Costco (NASDAQ:COST) traditionally competes with warehouse club operators including BJ’s Wholesale Club (NYSE:BJ) and Sam’s Club, in addition to large retailers like Wal-Mart (NYSE:WMT), Best Buy (NYSE:BBY) and Target (NYSE:TGT). The retailer operates a warehouse club model wherein it charges annual membership fees to customers and, in turn, offers deep discounts on selected merchandise. Our price estimate for Costco’s stock stands at $49.76, which is about 30% below market price.
The charts below highlight key metrics like number of stores, revenue per square foot and gross margins for Costco’s U.S. stores vs. other retailer chains like Wal-Mart, Sam’s Club (owned by Wal-Mart) and Best Buy.
- Should A Membership Fee Hike By Costco Concern Its Shareholders?
- How Costco Is Focusing On Its Organic Food Supply?
- Can Costco Attract Customers With Its New Partnership With Visa?
- Should Costco Increase Focus On Its E-commerce Initiatives?
- Here’s What Will Drive Costco’s Growth In The Future
- Strong US Macros Signal Good Times For Costco, As Store Expansion To Further Boost Growth
We estimate that Costo had close to 416 stores in the U.S. at the end of 2010 compared to an estimated 611 for Sam’s Club which is its direct competitor with similar business model. On the contrary, Best Buy had a much higher count of about 1,100 with Wal-Mart at a massive 3,820 stores as per our estimates. We can infer that the retailer has comparatively lower penetration and could do well by opening more stores, especially into urban markets. We wrote an article previously on how Costco is looking at malls to expand into urban areas (see article Costco’s MallStrategy Could Boost Stock by 3%).
Additionally we can see that Costco’s margins are comparable to Sam’s Club’s which makes sense because of similarity in business models. However these margins are much lower than that for Best Buy and Wal-Mart. This is simply due to the fact that Costco offers discounted on selected merchandise and relies on higher sales turnover. In order to let customers buy discounted merchandise, the company charges annual membership fee. This is attractive to bulk buyers for whom the membership fee pales in comparison to the savings they can get from bulk purchases.
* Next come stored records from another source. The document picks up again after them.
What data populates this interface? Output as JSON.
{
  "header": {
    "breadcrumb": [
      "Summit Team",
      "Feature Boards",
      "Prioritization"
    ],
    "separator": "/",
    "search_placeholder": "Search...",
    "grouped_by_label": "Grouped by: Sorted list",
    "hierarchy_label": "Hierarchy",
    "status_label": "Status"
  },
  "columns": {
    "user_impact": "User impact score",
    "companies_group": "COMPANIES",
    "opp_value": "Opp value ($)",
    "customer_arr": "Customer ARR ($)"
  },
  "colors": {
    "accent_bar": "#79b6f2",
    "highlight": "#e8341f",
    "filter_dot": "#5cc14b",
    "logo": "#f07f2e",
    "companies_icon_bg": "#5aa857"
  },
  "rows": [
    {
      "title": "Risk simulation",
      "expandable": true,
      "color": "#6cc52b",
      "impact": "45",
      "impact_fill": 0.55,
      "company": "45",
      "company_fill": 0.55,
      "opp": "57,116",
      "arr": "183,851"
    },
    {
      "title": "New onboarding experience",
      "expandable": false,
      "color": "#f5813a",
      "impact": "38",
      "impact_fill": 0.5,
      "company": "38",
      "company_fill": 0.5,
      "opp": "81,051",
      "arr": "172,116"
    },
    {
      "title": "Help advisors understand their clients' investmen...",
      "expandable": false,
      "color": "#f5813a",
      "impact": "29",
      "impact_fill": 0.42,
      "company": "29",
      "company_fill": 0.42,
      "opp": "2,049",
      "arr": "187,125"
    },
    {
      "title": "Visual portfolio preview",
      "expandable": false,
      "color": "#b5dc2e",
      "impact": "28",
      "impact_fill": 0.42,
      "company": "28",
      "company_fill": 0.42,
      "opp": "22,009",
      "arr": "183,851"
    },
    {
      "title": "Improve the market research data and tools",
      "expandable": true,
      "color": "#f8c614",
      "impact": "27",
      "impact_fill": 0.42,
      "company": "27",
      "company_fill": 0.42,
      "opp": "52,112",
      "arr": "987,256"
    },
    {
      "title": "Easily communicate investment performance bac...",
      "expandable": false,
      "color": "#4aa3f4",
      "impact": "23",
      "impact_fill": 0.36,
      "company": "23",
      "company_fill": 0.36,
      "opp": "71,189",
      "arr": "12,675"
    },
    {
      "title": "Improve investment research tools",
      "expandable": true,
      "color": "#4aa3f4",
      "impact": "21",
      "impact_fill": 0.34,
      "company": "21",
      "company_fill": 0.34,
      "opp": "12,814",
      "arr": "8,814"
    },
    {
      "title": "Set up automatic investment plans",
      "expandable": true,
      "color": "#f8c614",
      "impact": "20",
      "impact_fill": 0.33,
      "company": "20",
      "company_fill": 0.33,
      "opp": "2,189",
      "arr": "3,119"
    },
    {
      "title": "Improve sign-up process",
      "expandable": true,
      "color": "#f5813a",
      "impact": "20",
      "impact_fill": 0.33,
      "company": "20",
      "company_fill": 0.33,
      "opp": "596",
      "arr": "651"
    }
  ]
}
As a result, the revenue per square foot figure is also on the higher side. However it is interesting to note that despite same business model, Costco has significantly higher revenue per square foot compared to Sam’s Club.